Records supplied:
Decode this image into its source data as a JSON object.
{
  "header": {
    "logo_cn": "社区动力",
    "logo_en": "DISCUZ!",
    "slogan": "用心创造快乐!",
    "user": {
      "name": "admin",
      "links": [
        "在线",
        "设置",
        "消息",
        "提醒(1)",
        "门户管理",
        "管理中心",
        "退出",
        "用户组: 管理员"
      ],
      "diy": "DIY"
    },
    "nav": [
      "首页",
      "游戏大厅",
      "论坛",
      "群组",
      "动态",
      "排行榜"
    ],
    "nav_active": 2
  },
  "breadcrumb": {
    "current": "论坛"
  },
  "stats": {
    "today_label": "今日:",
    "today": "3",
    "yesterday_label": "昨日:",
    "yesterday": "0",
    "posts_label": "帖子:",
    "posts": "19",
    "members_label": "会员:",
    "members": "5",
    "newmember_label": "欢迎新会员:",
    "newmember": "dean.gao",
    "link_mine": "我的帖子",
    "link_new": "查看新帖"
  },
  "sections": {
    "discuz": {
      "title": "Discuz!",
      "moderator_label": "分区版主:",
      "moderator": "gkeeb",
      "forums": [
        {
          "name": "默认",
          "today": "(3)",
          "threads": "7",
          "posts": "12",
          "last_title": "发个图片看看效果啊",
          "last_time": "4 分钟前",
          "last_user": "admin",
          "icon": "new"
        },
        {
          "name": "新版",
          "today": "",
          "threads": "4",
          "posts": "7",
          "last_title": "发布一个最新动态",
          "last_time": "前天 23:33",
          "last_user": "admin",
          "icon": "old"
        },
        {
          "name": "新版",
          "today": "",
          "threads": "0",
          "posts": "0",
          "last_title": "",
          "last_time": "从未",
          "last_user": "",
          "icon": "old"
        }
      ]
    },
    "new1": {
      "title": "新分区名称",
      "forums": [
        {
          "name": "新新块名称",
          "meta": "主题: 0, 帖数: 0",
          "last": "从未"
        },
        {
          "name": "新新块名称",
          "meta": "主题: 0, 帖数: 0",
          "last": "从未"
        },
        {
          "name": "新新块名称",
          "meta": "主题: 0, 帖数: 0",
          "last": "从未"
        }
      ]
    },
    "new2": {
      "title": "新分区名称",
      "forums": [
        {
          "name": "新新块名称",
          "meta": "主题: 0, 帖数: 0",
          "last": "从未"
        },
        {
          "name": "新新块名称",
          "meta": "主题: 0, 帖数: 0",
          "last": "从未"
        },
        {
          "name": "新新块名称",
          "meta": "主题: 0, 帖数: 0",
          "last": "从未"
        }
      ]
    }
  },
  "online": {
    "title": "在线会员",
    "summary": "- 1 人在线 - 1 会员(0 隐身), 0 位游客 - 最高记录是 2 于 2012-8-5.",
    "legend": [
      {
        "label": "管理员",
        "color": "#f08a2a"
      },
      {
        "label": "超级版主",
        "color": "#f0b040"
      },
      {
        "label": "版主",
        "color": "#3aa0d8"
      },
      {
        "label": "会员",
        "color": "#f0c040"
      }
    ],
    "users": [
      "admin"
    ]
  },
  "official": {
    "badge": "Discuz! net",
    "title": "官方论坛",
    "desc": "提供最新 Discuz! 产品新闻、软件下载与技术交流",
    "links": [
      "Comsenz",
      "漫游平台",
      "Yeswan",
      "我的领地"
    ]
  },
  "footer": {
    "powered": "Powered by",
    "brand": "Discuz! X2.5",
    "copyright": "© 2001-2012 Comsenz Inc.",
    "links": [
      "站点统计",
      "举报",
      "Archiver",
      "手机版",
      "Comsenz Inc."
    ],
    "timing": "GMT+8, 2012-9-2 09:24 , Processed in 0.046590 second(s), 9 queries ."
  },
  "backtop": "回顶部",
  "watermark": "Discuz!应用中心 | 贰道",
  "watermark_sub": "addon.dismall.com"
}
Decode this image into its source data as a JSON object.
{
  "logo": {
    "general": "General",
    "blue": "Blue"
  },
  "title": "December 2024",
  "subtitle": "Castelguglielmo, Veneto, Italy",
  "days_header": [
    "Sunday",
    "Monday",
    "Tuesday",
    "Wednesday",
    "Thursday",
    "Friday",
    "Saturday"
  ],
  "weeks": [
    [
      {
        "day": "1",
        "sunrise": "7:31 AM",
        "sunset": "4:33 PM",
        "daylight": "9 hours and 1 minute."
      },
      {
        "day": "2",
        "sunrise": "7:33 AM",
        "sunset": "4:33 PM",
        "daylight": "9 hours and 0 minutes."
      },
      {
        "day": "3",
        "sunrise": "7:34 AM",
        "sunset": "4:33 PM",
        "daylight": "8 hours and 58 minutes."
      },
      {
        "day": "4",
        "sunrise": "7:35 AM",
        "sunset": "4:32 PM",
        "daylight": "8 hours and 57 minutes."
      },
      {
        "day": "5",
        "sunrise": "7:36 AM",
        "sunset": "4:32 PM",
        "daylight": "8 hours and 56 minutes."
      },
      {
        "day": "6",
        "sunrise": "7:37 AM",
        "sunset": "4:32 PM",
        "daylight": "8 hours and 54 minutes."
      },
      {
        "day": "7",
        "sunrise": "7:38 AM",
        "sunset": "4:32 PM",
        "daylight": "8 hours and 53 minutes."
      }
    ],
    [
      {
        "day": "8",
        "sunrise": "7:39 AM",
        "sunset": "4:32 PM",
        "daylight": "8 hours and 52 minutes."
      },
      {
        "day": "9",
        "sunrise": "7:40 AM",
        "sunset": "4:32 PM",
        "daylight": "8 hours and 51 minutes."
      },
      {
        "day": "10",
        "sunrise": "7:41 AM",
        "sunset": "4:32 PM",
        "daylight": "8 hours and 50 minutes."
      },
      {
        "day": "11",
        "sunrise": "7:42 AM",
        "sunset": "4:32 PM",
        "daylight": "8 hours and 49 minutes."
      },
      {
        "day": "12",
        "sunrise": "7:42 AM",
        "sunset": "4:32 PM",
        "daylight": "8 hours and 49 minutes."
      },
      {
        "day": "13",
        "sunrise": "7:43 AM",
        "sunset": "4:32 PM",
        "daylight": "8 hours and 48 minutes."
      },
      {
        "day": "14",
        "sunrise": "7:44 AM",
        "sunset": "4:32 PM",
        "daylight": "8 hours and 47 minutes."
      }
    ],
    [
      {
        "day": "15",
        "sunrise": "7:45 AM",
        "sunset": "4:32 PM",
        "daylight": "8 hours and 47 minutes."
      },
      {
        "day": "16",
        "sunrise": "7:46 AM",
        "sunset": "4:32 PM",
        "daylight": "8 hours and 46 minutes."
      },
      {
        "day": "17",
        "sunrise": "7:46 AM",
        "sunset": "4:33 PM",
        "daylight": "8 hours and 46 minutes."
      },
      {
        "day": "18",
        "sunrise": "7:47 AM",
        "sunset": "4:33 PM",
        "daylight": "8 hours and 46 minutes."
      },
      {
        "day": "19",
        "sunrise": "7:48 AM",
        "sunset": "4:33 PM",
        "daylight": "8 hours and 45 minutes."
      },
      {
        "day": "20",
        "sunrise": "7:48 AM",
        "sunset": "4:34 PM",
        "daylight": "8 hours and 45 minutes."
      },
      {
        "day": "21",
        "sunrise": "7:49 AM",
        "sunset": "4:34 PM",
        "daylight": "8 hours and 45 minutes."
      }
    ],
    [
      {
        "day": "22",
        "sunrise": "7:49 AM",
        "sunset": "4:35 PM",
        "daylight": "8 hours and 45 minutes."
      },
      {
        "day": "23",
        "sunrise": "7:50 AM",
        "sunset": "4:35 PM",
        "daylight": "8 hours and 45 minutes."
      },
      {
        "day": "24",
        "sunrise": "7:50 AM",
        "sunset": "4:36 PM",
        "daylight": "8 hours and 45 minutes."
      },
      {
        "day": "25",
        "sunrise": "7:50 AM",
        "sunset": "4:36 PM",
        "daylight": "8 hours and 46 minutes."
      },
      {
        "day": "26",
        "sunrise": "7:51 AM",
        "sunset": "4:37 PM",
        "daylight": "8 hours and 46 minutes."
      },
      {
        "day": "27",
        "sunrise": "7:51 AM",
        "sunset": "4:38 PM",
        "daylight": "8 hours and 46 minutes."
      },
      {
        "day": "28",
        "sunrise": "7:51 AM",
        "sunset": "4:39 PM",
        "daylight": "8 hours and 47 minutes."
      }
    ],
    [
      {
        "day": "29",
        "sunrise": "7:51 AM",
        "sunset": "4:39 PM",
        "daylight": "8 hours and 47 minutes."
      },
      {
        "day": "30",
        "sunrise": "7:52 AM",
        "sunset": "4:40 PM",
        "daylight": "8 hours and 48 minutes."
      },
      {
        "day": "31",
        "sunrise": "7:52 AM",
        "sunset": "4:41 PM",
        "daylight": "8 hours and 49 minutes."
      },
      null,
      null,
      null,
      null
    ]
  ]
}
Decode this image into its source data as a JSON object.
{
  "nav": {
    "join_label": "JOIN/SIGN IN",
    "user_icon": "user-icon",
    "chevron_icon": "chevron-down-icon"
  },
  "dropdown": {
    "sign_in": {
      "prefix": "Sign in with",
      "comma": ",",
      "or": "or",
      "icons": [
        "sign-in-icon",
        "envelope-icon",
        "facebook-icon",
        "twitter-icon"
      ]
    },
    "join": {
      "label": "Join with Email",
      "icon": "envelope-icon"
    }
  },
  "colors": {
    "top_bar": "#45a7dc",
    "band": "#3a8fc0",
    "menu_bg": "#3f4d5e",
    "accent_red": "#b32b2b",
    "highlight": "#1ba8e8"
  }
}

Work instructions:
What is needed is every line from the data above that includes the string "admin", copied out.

Task answer:
      "name": "admin",
          "last_user": "admin",
          "last_user": "admin",
      "admin"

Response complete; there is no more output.